Previous radiation can cause skin damage according to the American Cancer Society. Areas of skin that has been exposed to radiation for treatment of other types of cancer will put everyone at greater risk no matter the ethnicity.
Parkinson disease has been linked to skin cancer in a study published in the “Archives of Neurology.” The study found that people with Parkinson’s disease had an increase risk for all skin cancers. Other diseases that are linked to skin cancer include solar keratosis, xeroderma pigmentosum, Psoriasis, gorlin syndrome and eczema. The human papilloma virus (HPV) is a common virus that has several different strains. It is also a disease risk factor in the development of skin cancer. If you’ve had skin cancer before you have an increase risk of developing skin cancer again.
If you’ve had an organ or a bone marrow transplant and are taking drugs to stop rejection, have HIV or AIDS or have an inflammatory disease such as inflammatory bowel disease or rheumatoid arthritis your risk will also increase. It’s recommend that transplant patients have yearly check ups with a skin specialist to learn and look for skin cancers symptoms.
Smoking also has a link to skin cancer. That would include second and third hand smoke. A June 2012 study published in Archives of Dermatology and a December 2011 study publisher in Cancer Causes and Control found that squamous cell cancer was more common in smokers than non-smokers.
The American Cancer Society points out that many chemicals can increase our risk for skin cancer. These chemicals include coal tar, soot, pitch, creosote, and petroleum products, such as mineral oil and motor oil, shale oils and arsenic.
We cannot eliminate all risk of skin cancer but we can control and eliminate some.

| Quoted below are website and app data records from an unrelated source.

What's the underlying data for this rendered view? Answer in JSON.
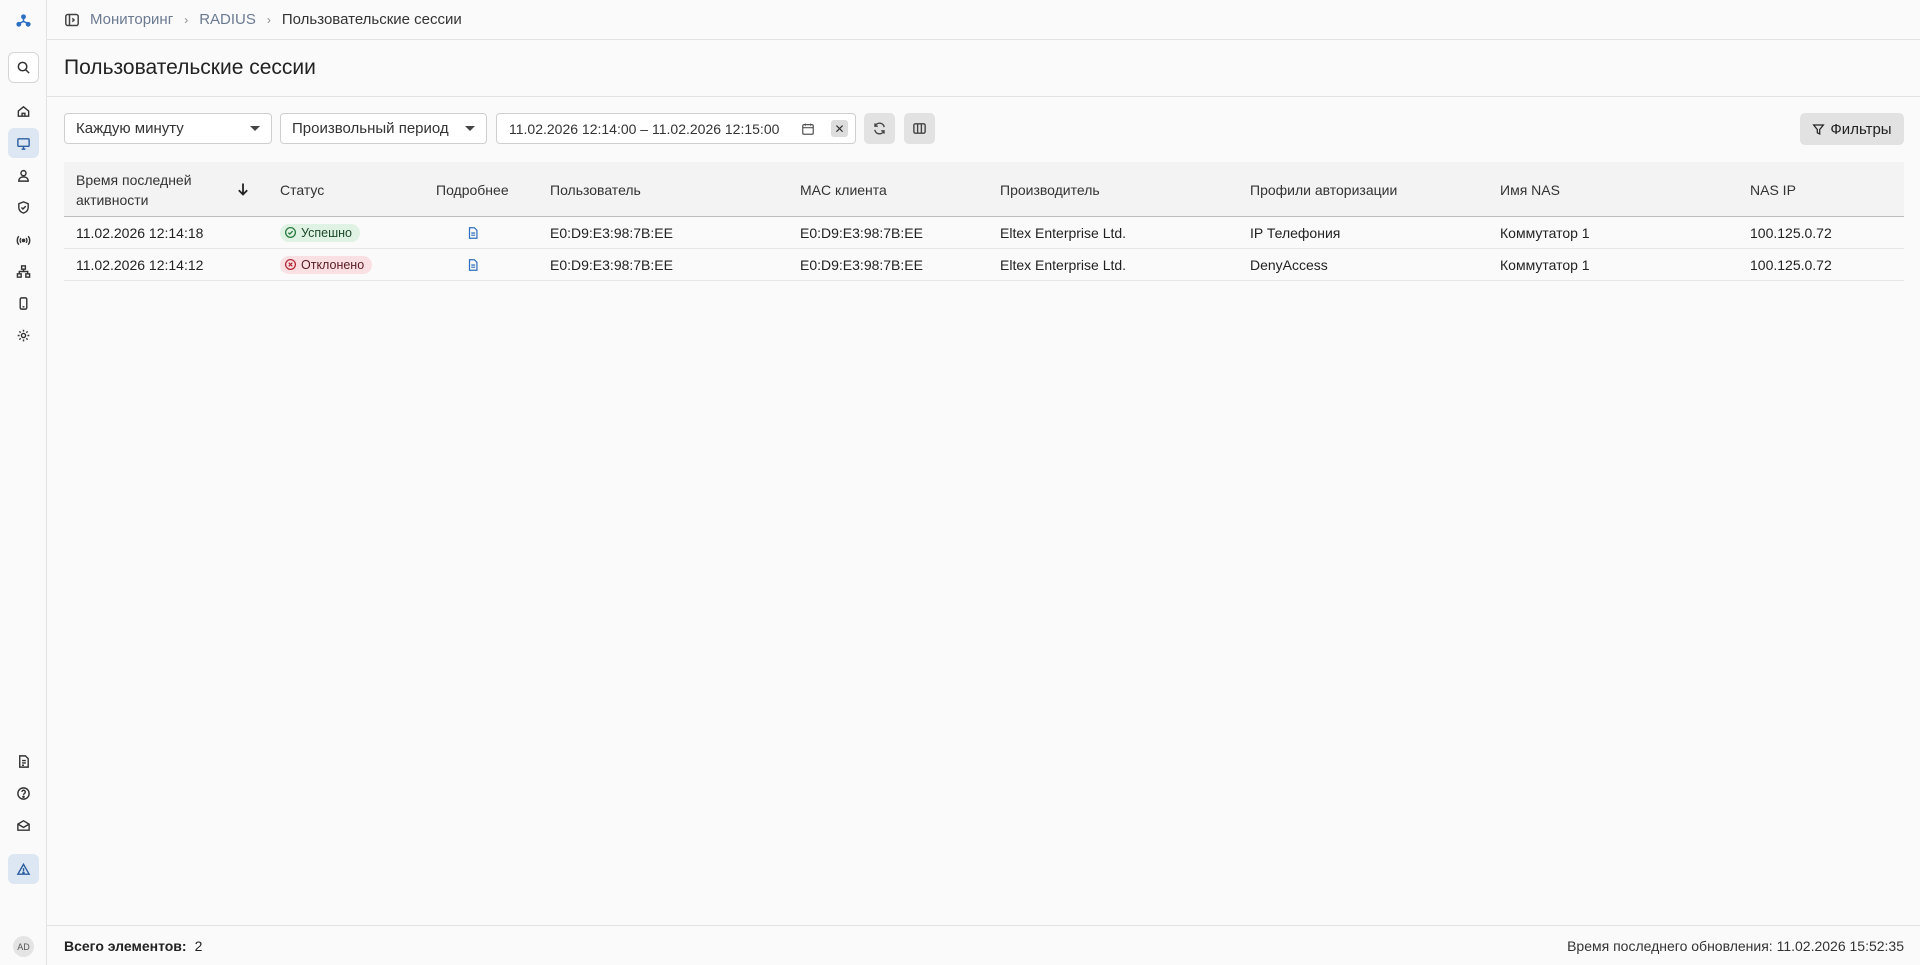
{
  "breadcrumb": {
    "items": [
      "Мониторинг",
      "RADIUS",
      "Пользовательские сессии"
    ]
  },
  "page": {
    "title": "Пользовательские сессии"
  },
  "toolbar": {
    "refresh_interval": "Каждую минуту",
    "period": "Произвольный период",
    "date_range": "11.02.2026 12:14:00 – 11.02.2026 12:15:00",
    "filters_label": "Фильтры"
  },
  "table": {
    "columns": [
      "Время последней активности",
      "Статус",
      "Подробнее",
      "Пользователь",
      "MAC клиента",
      "Производитель",
      "Профили авторизации",
      "Имя NAS",
      "NAS IP"
    ],
    "rows": [
      {
        "time": "11.02.2026 12:14:18",
        "status": "Успешно",
        "status_kind": "success",
        "user": "E0:D9:E3:98:7B:EE",
        "mac": "E0:D9:E3:98:7B:EE",
        "vendor": "Eltex Enterprise Ltd.",
        "profile": "IP Телефония",
        "nas_name": "Коммутатор 1",
        "nas_ip": "100.125.0.72"
      },
      {
        "time": "11.02.2026 12:14:12",
        "status": "Отклонено",
        "status_kind": "rejected",
        "user": "E0:D9:E3:98:7B:EE",
        "mac": "E0:D9:E3:98:7B:EE",
        "vendor": "Eltex Enterprise Ltd.",
        "profile": "DenyAccess",
        "nas_name": "Коммутатор 1",
        "nas_ip": "100.125.0.72"
      }
    ]
  },
  "footer": {
    "total_label": "Всего элементов:",
    "total_value": "2",
    "updated": "Время последнего обновления: 11.02.2026 15:52:35"
  },
  "user": {
    "initials": "AD"
  },
  "colors": {
    "accent": "#2d5fa0",
    "success_bg": "#dff2e4",
    "rejected_bg": "#fbe0e3"
  }
}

1. Use sunscreen with a sun protection factor (SPF) of 30 or greater (for UVB protection) and zinc oxide (for UVA protection) 20 minutes before sun exposure and reapply every 2 hours. Not all sunscreens are not created equal. Read the label. Some sunscreen products may increase the spread of skin cancer.
2. Wear clothing, cosmetic products, contact lenses, glasses, sunglasses that offer UV protection.
3. Stay out of the sun between 10 a.m. and 2 p.m.
4. Know your environment. Eliminate chemicals that increase your risk.
5. Stop smoking.
6. Talk to your doctor about everything.
7. Clean your house of risk factors.